Problem requirements ▸ Whatever appears in the records apart from pictures must be reproduced exactly.

Excerpted data ▸
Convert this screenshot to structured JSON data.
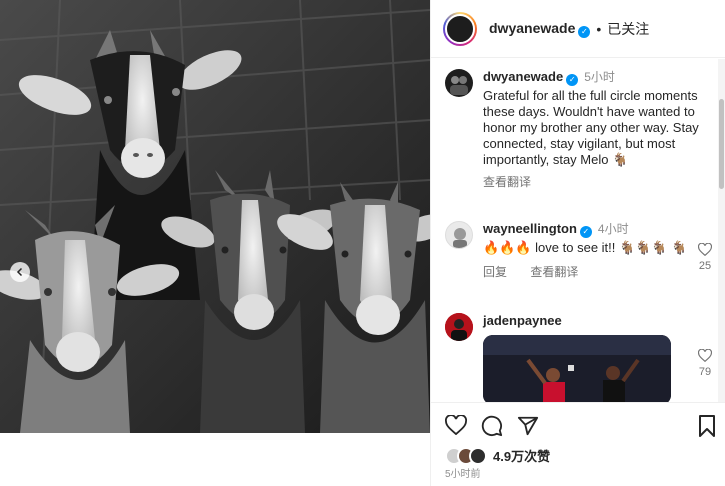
{
  "post": {
    "author": "dwyanewade",
    "follow_status": "已关注",
    "separator": "•",
    "time_ago": "5小时前",
    "likes": "4.9万次赞"
  },
  "caption": {
    "username": "dwyanewade",
    "time": "5小时",
    "text": "Grateful for all the full circle moments these days. Wouldn't have wanted to honor my brother any other way. Stay connected, stay vigilant, but most importantly, stay Melo 🐐",
    "translate": "查看翻译"
  },
  "comments": [
    {
      "username": "wayneellington",
      "time": "4小时",
      "text": "🔥🔥🔥 love to see it!! 🐐🐐🐐 🐐",
      "reply": "回复",
      "translate": "查看翻译",
      "likes": "25"
    },
    {
      "username": "jadenpaynee",
      "likes": "79"
    }
  ],
  "icons": {
    "heart": "heart-icon",
    "comment": "comment-icon",
    "share": "share-icon",
    "bookmark": "bookmark-icon",
    "verified": "verified-badge-icon",
    "carousel_prev": "chevron-left-icon"
  },
  "colors": {
    "verified_blue": "#0095f6",
    "muted_text": "#8e8e8e"
  }
}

Written response ▸
Convert this screenshot to structured JSON data.
{
  "post": {
    "author": "dwyanewade",
    "follow_status": "已关注",
    "separator": "•",
    "time_ago": "5小时前",
    "likes": "4.9万次赞"
  },
  "caption": {
    "username": "dwyanewade",
    "time": "5小时",
    "text": "Grateful for all the full circle moments these days. Wouldn't have wanted to honor my brother any other way. Stay connected, stay vigilant, but most importantly, stay Melo 🐐",
    "translate": "查看翻译"
  },
  "comments": [
    {
      "username": "wayneellington",
      "time": "4小时",
      "text": "🔥🔥🔥 love to see it!! 🐐🐐🐐 🐐",
      "reply": "回复",
      "translate": "查看翻译",
      "likes": "25"
    },
    {
      "username": "jadenpaynee",
      "likes": "79"
    }
  ],
  "icons": {
    "heart": "heart-icon",
    "comment": "comment-icon",
    "share": "share-icon",
    "bookmark": "bookmark-icon",
    "verified": "verified-badge-icon",
    "carousel_prev": "chevron-left-icon"
  },
  "colors": {
    "verified_blue": "#0095f6",
    "muted_text": "#8e8e8e"
  }
}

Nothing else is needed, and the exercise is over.